- **PROBLEM TO WORK ON**
From the entries that follow, copy every line with the word "JSON".

─── PROVIDED RECORDS ───

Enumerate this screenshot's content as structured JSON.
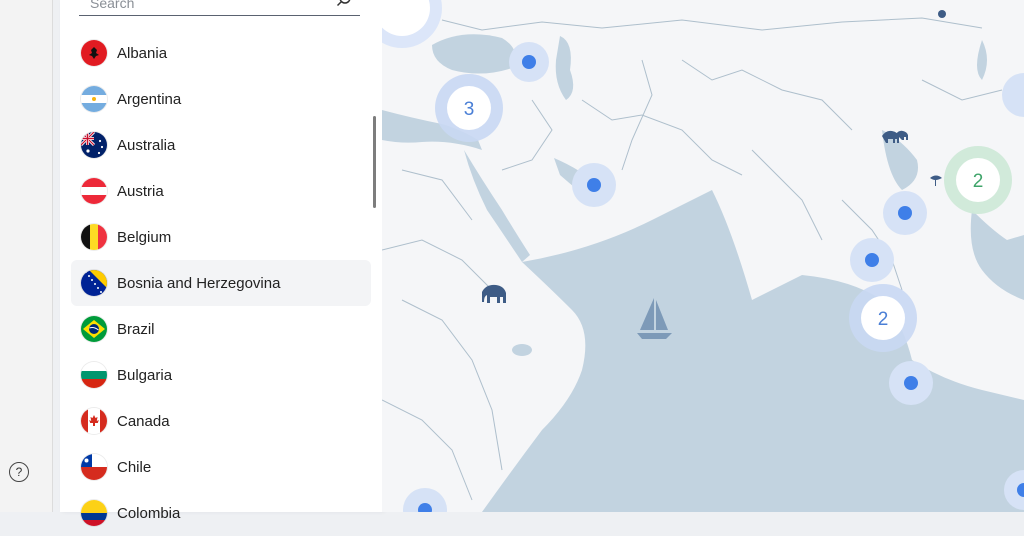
{
  "search": {
    "placeholder": "Search"
  },
  "countries": [
    {
      "name": "Albania",
      "flag": "albania-flag-icon"
    },
    {
      "name": "Argentina",
      "flag": "argentina-flag-icon"
    },
    {
      "name": "Australia",
      "flag": "australia-flag-icon"
    },
    {
      "name": "Austria",
      "flag": "austria-flag-icon"
    },
    {
      "name": "Belgium",
      "flag": "belgium-flag-icon"
    },
    {
      "name": "Bosnia and Herzegovina",
      "flag": "bosnia-flag-icon"
    },
    {
      "name": "Brazil",
      "flag": "brazil-flag-icon"
    },
    {
      "name": "Bulgaria",
      "flag": "bulgaria-flag-icon"
    },
    {
      "name": "Canada",
      "flag": "canada-flag-icon"
    },
    {
      "name": "Chile",
      "flag": "chile-flag-icon"
    },
    {
      "name": "Colombia",
      "flag": "colombia-flag-icon"
    }
  ],
  "help": {
    "icon": "help-circle-icon",
    "glyph": "?"
  },
  "map": {
    "clusters": [
      {
        "label": "3",
        "color": "#4a7fd6"
      },
      {
        "label": "2",
        "color": "#3fa46a"
      },
      {
        "label": "2",
        "color": "#4a7fd6"
      }
    ],
    "colors": {
      "ocean": "#c2d3e0",
      "land": "#f5f6f8",
      "border": "#aebfcc",
      "marker": "#3f7fe8",
      "halo": "#b9cdf2"
    }
  }
}
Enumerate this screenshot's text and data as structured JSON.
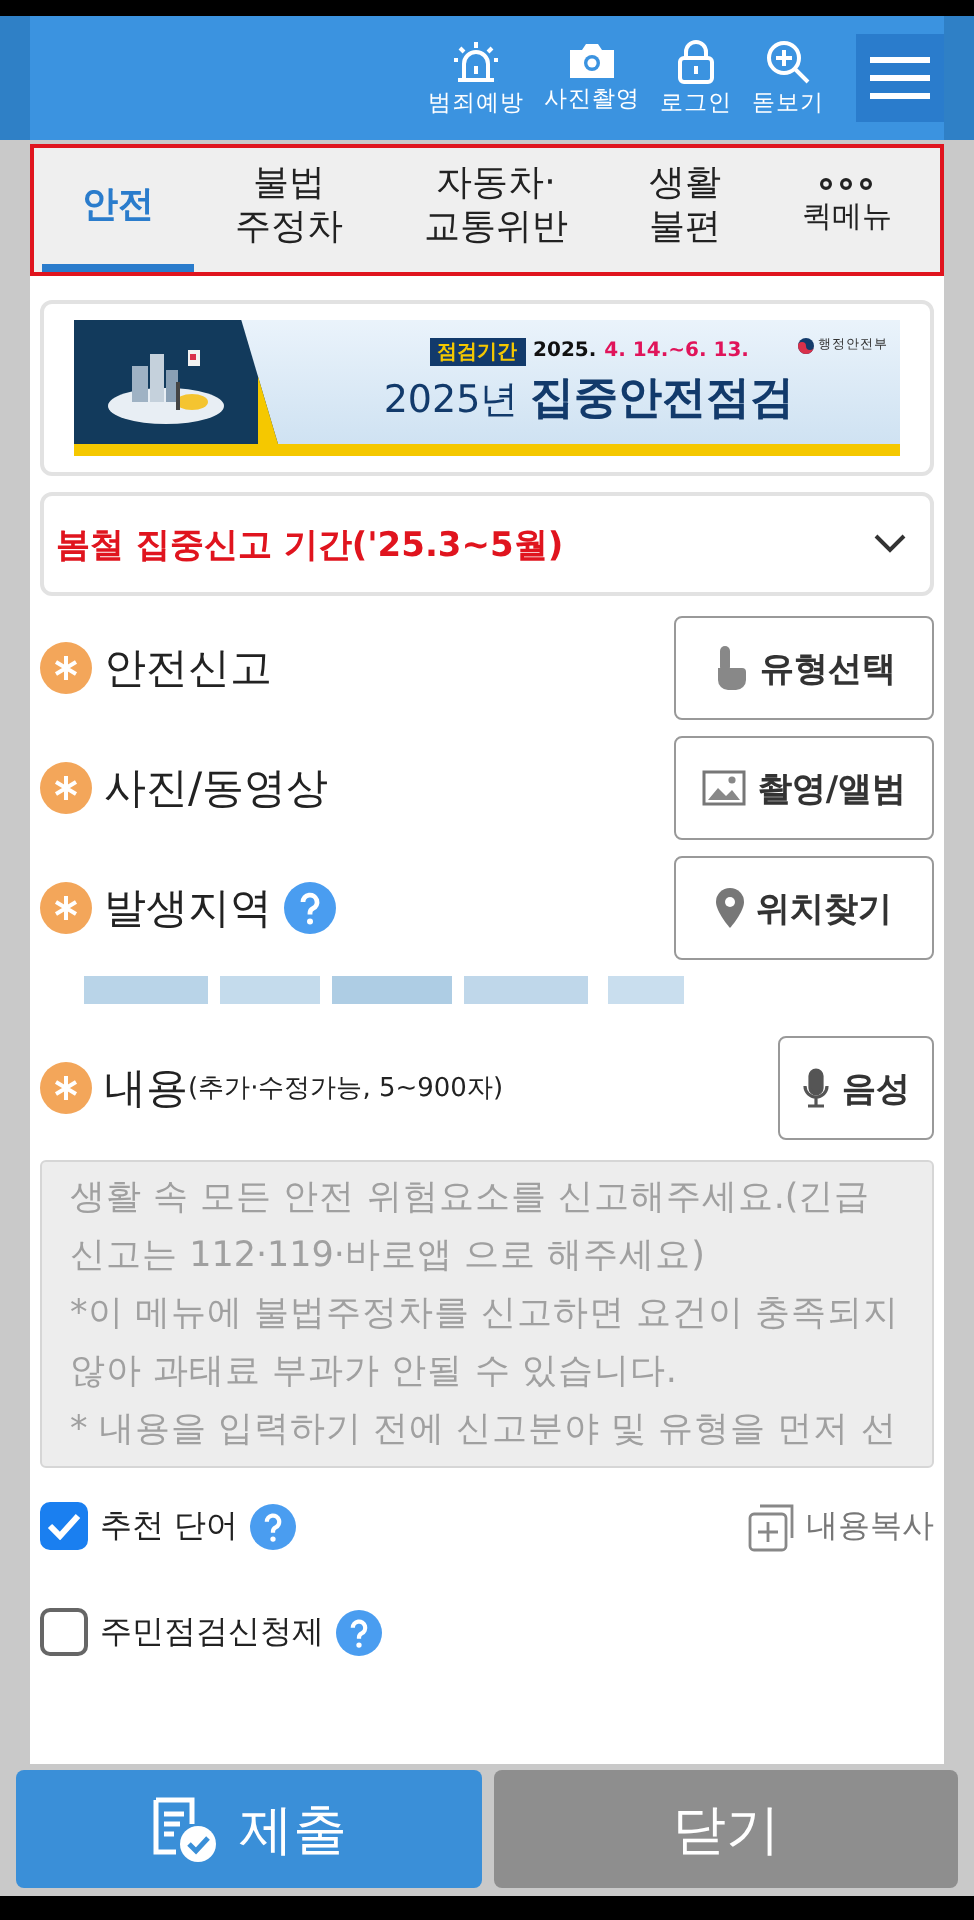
{
  "header": {
    "actions": [
      {
        "kind": "siren",
        "label": "범죄예방"
      },
      {
        "kind": "camera",
        "label": "사진촬영"
      },
      {
        "kind": "lock",
        "label": "로그인"
      },
      {
        "kind": "zoom",
        "label": "돋보기"
      }
    ]
  },
  "tabs": [
    {
      "label": "안전",
      "selected": true
    },
    {
      "label": "불법\n주정차",
      "selected": false
    },
    {
      "label": "자동차·\n교통위반",
      "selected": false
    },
    {
      "label": "생활\n불편",
      "selected": false
    },
    {
      "label": "퀵메뉴",
      "kind": "more",
      "selected": false
    }
  ],
  "banner": {
    "tag": "점검기간",
    "year": "2025.",
    "dates": "4. 14.~6. 13.",
    "ministry": "행정안전부",
    "title_prefix": "2025년",
    "title": "집중안전점검"
  },
  "notice_dropdown": {
    "value": "봄철 집중신고 기간('25.3~5월)"
  },
  "fields": [
    {
      "label": "안전신고",
      "help": false,
      "button": {
        "kind": "touch",
        "label": "유형선택"
      }
    },
    {
      "label": "사진/동영상",
      "help": false,
      "button": {
        "kind": "image",
        "label": "촬영/앨범"
      }
    },
    {
      "label": "발생지역",
      "help": true,
      "button": {
        "kind": "pin",
        "label": "위치찾기"
      }
    }
  ],
  "content": {
    "label": "내용",
    "hint": "(추가·수정가능, 5~900자)",
    "voice_button": "음성",
    "placeholder": "생활 속 모든 안전 위험요소를 신고해주세요.(긴급 신고는 112·119·바로앱 으로 해주세요)\n*이 메뉴에 불법주정차를 신고하면 요건이 충족되지 않아 과태료 부과가 안될 수 있습니다.\n* 내용을 입력하기 전에 신고분야 및 유형을 먼저 선"
  },
  "options": [
    {
      "label": "추천 단어",
      "checked": true
    },
    {
      "label": "주민점검신청제",
      "checked": false
    }
  ],
  "copy_button": "내용복사",
  "footer": {
    "submit": "제출",
    "close": "닫기"
  }
}
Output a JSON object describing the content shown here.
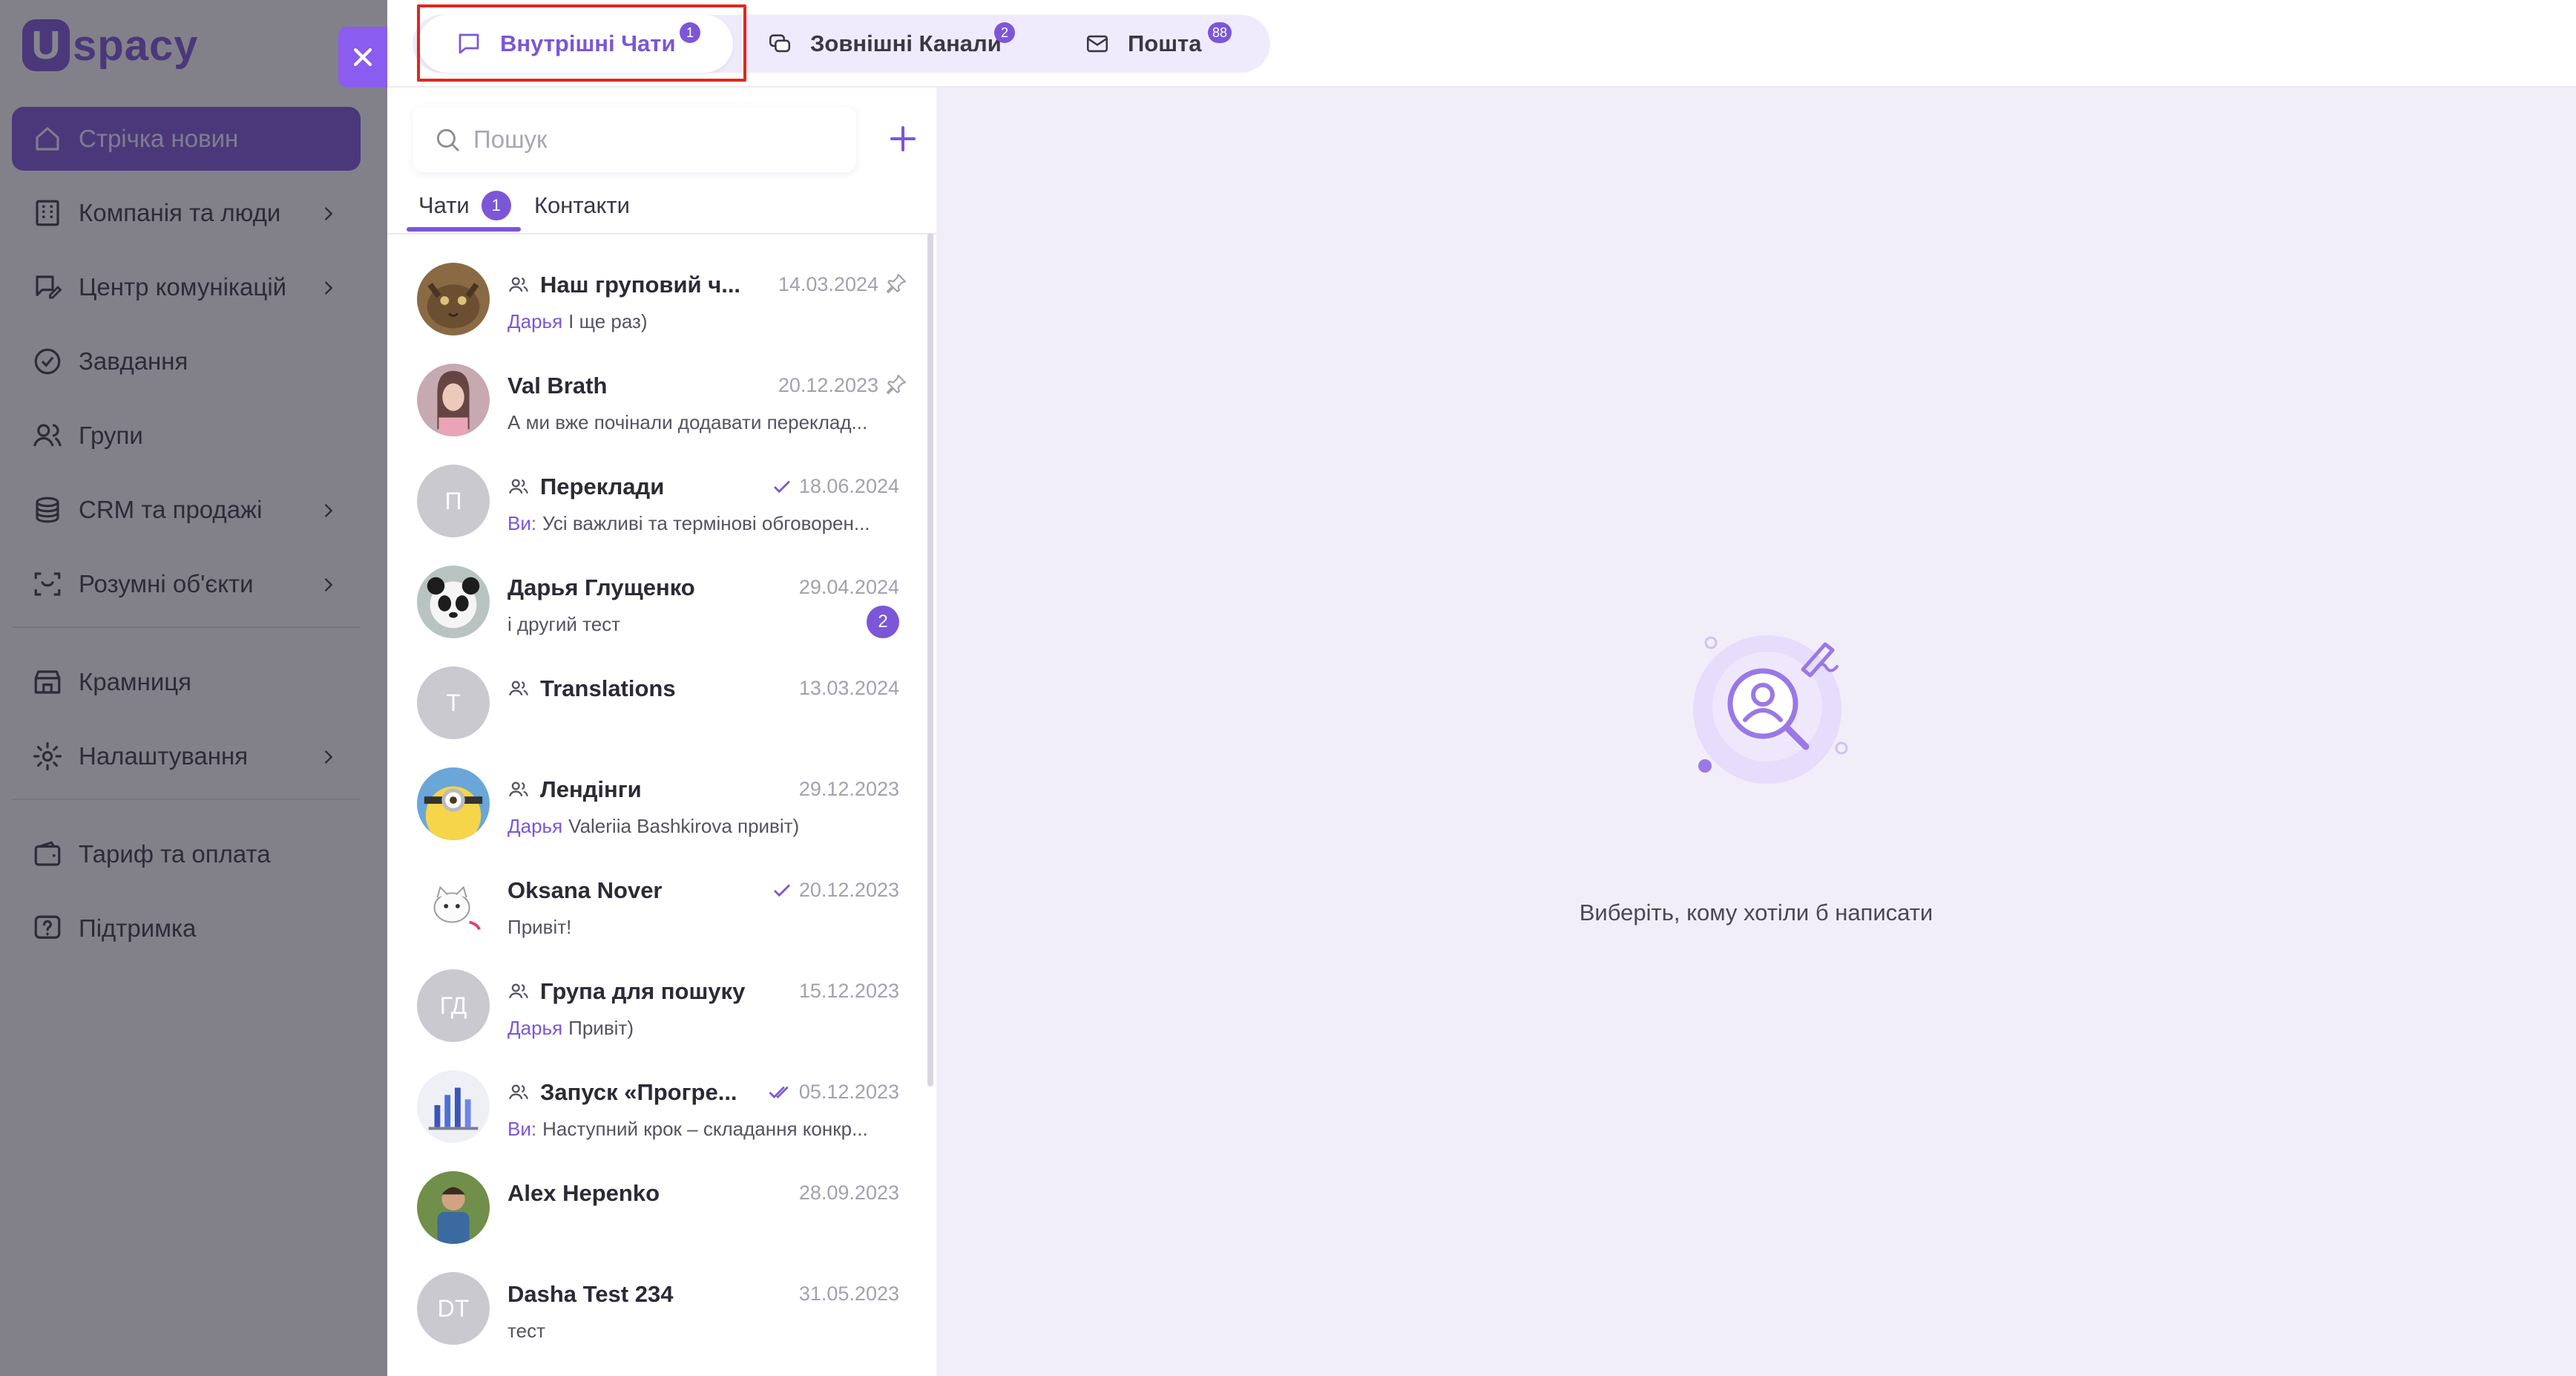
{
  "app": {
    "logo_letter": "U",
    "logo_text": "spacy"
  },
  "sidebar": {
    "items": [
      {
        "label": "Стрічка новин",
        "icon": "home-icon",
        "has_arrow": false,
        "active": true
      },
      {
        "label": "Компанія та люди",
        "icon": "building-icon",
        "has_arrow": true
      },
      {
        "label": "Центр комунікацій",
        "icon": "chat-edit-icon",
        "has_arrow": true
      },
      {
        "label": "Завдання",
        "icon": "check-circle-icon",
        "has_arrow": false
      },
      {
        "label": "Групи",
        "icon": "users-icon",
        "has_arrow": false
      },
      {
        "label": "CRM та продажі",
        "icon": "coins-icon",
        "has_arrow": true
      },
      {
        "label": "Розумні об'єкти",
        "icon": "scan-icon",
        "has_arrow": true
      },
      {
        "label": "Крамниця",
        "icon": "store-icon",
        "has_arrow": false
      },
      {
        "label": "Налаштування",
        "icon": "gear-icon",
        "has_arrow": true
      },
      {
        "label": "Тариф та оплата",
        "icon": "wallet-icon",
        "has_arrow": false
      },
      {
        "label": "Підтримка",
        "icon": "help-icon",
        "has_arrow": false
      }
    ]
  },
  "top_tabs": [
    {
      "label": "Внутрішні Чати",
      "badge": "1",
      "icon": "chat-bubble-icon",
      "active": true
    },
    {
      "label": "Зовнішні Канали",
      "badge": "2",
      "icon": "channels-icon",
      "active": false
    },
    {
      "label": "Пошта",
      "badge": "88",
      "icon": "mail-icon",
      "active": false
    }
  ],
  "search": {
    "placeholder": "Пошук"
  },
  "subtabs": [
    {
      "label": "Чати",
      "badge": "1",
      "active": true
    },
    {
      "label": "Контакти"
    }
  ],
  "chats": [
    {
      "name": "Наш груповий ч...",
      "group": true,
      "date": "14.03.2024",
      "pinned": true,
      "author": "Дарья",
      "text": "І ще раз)",
      "avatar": "photo-cat"
    },
    {
      "name": "Val Brath",
      "group": false,
      "date": "20.12.2023",
      "pinned": true,
      "author": "",
      "text": "А ми вже почінали додавати переклад...",
      "avatar": "photo-woman"
    },
    {
      "name": "Переклади",
      "group": true,
      "date": "18.06.2024",
      "check": "single",
      "author": "Ви:",
      "text": "Усі важливі та термінові обговорен...",
      "initials": "П"
    },
    {
      "name": "Дарья Глущенко",
      "group": false,
      "date": "29.04.2024",
      "author": "",
      "text": "і другий тест",
      "unread": "2",
      "avatar": "photo-panda"
    },
    {
      "name": "Translations",
      "group": true,
      "date": "13.03.2024",
      "author": "",
      "text": "",
      "initials": "T"
    },
    {
      "name": "Лендінги",
      "group": true,
      "date": "29.12.2023",
      "author": "Дарья",
      "text": "Valeriia Bashkirova привіт)",
      "avatar": "photo-minion"
    },
    {
      "name": "Oksana Nover",
      "group": false,
      "date": "20.12.2023",
      "check": "single",
      "author": "",
      "text": "Привіт!",
      "avatar": "photo-cartoon-cat"
    },
    {
      "name": "Група для пошуку",
      "group": true,
      "date": "15.12.2023",
      "author": "Дарья",
      "text": "Привіт)",
      "initials": "ГД"
    },
    {
      "name": "Запуск «Прогре...",
      "group": true,
      "date": "05.12.2023",
      "check": "double",
      "author": "Ви:",
      "text": "Наступний крок – складання конкр...",
      "avatar": "photo-chart"
    },
    {
      "name": "Alex Hepenko",
      "group": false,
      "date": "28.09.2023",
      "author": "",
      "text": "",
      "avatar": "photo-man"
    },
    {
      "name": "Dasha Test 234",
      "group": false,
      "date": "31.05.2023",
      "author": "",
      "text": "тест",
      "initials": "DT"
    }
  ],
  "empty_state": {
    "message": "Виберіть, кому хотіли б написати"
  },
  "colors": {
    "accent": "#7b56d8",
    "highlight": "#e0281c"
  }
}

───

- **TASK RESULT**
Enumerate this screenshot's content as structured JSON.
Enumerate this screenshot's text and data as structured JSON.
Output a JSON object describing the content shown here.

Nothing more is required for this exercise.